Eleven days later, the province publicly announced it would provide the services for free to Manitobans aged 16 and older, and four days after (March 31), Morneau Shepell was to receive $2 million, according to the agreement. The company was scheduled to then receive installments of $625,000 on June 30, Sept. 30, Dec. 31, and March 31, 2021.
The formal contract wasn’t signed by both sides until July 30. According to the document, the two sides had signed a binding term sheet the day before the program was announced to the public in March.
Neither the company nor the province would say Monday if all payments specified in the agreement have so far been made as scheduled. Late Monday, the government said it needed more time to respond to questions submitted in writing about the agreement at 10 a.m.
The service agreement calls on Morneau Shepell (beginning this past July) to issue a monthly program status report to the government. If the services are completed according to the province’s satisfaction, the company is paid. If it doesn’t, it’s not clear what happens as those clauses have been largely redacted by the government.
Opposition Leader Wab Kinew said no small business that’s struggling because of COVID-19 is receiving big up-front payments from the Progressive Conservative government.
“There seems to be a huge double-standard working against Manitobans here,” the NDP leader said.
Earlier this year, the province offered employers financial help to hire summer students, but they could only receive the money upon proof of payment at the end of the season.
Local therapists and counsellors were not given an opportunity to provide the online mental health services, Kinew said.
“I think you’d find a lot of local counsellors, psychiatrists, who would tell you if the government gave them $2 million in March, they could have set up a home-grown Manitoba online counselling solution,” he said.
In announcing the untendered contract this spring, the government said it chose Morneau Shepell to provide the service because its program had already been developed and was ready to go. It said the company had thousands of therapists across the country experienced in dealing with the psychological impacts of traumatic events.
As of Friday, some 3,665 Manitobans had registered for Morneau Shepell’s online cognitive behavioural therapy program.
The program starts by assessing a client’s needs through an online questionnaire and consultation with a professional therapists, either by phone or video chat.
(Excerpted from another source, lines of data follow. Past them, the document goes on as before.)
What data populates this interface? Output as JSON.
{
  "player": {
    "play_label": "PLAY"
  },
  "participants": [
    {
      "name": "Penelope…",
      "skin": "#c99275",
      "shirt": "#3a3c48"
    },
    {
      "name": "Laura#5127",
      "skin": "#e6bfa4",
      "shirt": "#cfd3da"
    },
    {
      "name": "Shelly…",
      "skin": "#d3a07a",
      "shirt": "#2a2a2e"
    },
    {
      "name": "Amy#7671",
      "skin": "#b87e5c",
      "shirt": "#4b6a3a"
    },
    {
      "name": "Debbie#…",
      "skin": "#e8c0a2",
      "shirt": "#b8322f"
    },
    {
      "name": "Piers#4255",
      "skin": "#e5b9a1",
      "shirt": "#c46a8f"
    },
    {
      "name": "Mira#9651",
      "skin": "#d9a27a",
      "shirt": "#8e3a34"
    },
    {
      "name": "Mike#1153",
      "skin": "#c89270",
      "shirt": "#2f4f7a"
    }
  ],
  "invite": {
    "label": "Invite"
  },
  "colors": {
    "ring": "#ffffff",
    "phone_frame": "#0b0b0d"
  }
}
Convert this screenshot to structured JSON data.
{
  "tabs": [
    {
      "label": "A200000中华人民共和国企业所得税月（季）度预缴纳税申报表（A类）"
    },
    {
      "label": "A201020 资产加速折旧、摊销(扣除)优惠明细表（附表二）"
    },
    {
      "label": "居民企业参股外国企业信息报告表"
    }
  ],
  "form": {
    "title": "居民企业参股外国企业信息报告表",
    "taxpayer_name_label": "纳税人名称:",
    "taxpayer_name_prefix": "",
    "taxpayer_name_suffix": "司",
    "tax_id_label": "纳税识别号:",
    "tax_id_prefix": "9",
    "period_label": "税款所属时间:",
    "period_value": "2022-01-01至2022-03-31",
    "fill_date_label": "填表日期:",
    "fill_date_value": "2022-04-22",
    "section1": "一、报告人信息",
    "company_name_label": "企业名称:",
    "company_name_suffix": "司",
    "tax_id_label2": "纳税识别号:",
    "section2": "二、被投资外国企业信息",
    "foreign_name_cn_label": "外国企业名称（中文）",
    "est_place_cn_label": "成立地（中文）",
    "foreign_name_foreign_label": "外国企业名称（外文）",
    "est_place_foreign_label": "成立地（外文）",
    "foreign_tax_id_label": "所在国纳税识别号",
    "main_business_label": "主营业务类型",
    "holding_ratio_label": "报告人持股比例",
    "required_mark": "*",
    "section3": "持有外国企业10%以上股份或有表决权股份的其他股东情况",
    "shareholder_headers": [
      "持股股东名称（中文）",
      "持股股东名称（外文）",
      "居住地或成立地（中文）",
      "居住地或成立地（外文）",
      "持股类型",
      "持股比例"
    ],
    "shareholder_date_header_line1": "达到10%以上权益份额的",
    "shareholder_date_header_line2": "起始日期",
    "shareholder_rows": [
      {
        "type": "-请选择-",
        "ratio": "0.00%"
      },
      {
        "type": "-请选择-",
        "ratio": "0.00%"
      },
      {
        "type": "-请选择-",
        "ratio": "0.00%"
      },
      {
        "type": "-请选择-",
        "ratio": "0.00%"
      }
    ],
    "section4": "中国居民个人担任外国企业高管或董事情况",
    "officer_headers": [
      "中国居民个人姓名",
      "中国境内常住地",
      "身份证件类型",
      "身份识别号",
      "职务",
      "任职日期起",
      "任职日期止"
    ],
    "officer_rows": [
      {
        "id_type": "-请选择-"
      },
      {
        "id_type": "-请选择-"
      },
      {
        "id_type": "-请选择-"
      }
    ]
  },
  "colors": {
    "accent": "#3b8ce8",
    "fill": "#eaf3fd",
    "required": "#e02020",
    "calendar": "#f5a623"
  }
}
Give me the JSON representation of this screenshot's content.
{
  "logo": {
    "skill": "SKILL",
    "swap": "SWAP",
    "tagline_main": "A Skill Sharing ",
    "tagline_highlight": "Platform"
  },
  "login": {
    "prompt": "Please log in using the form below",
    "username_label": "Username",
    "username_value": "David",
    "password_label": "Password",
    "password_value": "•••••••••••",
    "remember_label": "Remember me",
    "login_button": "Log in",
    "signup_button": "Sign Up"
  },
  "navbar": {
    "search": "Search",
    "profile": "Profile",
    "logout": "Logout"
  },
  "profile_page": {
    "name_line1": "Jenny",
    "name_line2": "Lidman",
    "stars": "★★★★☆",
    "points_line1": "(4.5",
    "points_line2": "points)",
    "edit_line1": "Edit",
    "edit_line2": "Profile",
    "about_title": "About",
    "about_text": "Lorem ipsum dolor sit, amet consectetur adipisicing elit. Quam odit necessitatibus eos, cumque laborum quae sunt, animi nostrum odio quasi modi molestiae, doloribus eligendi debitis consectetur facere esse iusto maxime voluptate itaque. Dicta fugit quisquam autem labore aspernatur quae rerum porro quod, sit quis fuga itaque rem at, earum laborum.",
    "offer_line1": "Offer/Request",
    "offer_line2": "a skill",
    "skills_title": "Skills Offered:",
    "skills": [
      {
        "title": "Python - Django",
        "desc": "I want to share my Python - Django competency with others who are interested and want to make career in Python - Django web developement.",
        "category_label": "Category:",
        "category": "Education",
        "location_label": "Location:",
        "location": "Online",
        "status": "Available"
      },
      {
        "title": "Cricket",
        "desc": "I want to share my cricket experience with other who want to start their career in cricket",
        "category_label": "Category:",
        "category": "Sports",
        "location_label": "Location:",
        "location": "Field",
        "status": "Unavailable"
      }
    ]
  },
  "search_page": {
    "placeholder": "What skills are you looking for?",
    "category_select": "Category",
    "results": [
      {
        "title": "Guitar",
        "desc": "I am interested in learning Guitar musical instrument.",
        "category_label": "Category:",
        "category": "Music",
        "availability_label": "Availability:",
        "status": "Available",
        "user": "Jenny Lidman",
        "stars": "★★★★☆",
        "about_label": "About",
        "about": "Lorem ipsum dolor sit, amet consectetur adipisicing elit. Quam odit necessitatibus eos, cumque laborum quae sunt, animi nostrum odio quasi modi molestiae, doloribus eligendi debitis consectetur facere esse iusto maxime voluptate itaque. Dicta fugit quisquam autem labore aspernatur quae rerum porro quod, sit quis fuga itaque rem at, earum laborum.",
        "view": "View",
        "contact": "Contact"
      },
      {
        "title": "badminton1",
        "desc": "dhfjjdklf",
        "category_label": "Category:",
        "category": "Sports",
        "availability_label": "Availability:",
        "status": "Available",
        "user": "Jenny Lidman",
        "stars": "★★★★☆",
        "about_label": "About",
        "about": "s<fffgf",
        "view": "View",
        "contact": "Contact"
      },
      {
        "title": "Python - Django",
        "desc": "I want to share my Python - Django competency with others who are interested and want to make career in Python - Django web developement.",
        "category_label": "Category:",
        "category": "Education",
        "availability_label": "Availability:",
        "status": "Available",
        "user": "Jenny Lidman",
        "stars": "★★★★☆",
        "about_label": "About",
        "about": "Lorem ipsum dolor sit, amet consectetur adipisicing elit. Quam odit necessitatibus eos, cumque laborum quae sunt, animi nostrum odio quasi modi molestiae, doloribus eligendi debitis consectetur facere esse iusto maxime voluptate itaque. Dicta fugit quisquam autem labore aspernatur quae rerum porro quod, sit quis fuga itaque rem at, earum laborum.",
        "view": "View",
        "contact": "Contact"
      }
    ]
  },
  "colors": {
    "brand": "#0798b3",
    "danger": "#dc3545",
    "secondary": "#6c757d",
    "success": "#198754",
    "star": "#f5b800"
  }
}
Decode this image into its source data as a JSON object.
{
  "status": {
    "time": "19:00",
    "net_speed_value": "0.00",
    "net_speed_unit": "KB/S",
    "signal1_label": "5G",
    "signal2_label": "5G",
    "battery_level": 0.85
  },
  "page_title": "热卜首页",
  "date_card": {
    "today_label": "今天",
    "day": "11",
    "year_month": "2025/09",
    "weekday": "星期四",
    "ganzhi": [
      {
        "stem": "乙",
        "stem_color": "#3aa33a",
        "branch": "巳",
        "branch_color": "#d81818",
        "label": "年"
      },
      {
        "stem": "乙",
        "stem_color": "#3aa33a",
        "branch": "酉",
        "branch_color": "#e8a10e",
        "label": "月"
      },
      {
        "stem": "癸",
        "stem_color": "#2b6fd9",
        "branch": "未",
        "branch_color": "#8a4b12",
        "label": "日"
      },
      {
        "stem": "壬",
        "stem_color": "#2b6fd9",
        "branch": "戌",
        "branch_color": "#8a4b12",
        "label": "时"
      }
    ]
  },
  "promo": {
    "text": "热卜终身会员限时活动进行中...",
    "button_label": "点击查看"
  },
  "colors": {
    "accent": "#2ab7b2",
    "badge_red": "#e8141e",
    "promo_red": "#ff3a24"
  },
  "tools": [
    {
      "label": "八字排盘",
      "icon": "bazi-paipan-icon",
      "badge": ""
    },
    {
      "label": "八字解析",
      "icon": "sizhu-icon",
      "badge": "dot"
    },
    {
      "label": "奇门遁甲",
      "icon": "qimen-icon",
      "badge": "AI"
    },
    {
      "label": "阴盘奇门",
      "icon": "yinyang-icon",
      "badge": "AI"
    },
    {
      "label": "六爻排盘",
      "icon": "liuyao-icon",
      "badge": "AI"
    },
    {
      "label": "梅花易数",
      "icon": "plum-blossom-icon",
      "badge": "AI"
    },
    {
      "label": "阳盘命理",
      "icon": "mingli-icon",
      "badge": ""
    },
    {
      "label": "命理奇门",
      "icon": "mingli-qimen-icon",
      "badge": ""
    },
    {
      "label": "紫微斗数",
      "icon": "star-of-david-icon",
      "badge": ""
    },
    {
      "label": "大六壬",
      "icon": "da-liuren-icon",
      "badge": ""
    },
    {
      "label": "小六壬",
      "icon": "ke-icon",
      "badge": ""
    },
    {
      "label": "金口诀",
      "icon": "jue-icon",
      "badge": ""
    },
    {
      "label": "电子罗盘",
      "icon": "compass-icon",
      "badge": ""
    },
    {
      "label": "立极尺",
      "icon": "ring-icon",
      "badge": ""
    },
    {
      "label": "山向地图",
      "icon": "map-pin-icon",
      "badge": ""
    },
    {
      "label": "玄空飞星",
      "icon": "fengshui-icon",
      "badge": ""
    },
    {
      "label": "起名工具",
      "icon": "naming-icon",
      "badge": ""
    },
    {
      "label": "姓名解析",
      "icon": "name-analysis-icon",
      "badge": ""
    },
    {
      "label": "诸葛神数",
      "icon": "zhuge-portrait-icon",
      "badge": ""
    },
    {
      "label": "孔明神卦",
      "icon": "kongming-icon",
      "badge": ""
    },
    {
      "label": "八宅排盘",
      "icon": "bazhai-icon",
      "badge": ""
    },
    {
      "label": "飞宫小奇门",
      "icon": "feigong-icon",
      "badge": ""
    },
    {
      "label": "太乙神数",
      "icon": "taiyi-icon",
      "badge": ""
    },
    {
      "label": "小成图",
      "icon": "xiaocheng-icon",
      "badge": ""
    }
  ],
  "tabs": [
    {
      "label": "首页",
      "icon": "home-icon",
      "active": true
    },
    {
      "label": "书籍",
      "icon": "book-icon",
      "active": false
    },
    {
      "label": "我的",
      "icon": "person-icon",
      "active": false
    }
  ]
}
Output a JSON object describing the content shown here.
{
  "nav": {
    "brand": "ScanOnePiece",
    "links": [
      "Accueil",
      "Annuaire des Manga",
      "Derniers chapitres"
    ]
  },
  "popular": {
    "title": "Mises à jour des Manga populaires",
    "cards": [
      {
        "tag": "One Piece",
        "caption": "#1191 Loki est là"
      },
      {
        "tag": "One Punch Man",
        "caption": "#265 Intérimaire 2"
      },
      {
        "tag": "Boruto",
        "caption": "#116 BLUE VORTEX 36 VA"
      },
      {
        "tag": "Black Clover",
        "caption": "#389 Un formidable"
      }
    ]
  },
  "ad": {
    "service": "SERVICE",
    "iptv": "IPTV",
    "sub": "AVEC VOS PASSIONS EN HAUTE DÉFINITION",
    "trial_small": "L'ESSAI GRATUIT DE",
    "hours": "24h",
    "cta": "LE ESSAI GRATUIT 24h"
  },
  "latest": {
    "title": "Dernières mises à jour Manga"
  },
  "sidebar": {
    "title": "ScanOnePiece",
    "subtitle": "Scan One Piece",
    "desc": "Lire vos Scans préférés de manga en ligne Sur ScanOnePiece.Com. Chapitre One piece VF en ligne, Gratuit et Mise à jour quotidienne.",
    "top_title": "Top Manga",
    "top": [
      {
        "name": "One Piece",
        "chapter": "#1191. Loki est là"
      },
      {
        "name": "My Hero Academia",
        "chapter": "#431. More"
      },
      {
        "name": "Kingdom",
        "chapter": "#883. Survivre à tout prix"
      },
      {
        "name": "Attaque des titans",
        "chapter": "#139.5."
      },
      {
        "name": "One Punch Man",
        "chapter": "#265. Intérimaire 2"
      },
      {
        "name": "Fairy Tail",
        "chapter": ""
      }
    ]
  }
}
Clients complete 10 modules at their own pace, while the therapist monitors their progress and regularly checks in. The program, offered in both English and French, is designed to help people who are feeling mild to moderate anxiety because of the pandemic, the province says.
Under the terms of the agreement, Morneau Shepell will take in new clients until March 31, 2021, and conclude all services by March 31, 2022. The government’s final payment is due on the final day of program sign-up.
Until last week, the government had not publicly released any payment details about its contract with Morneau Shepell except for $625,000 authorized in August.
A government spokesman said in an email to the Free Press the contract is structured as an outline agreement, wherein provincial health agency Shared Health “draws down on the contract as the services are used.” The $625,000 disclosed by the government on its website last week represented the “first draw down on the contract,” the spokesman said.
That explanation, however, doesn’t correspond to the service agreement the province released to the Free Press last week.
Larry Kusch didn’t know what he wanted to do with his life until he attended a high school newspaper editor’s workshop in Regina in the summer of 1969 and listened to a university student speak glowingly about the journalism program at Carleton University in Ottawa.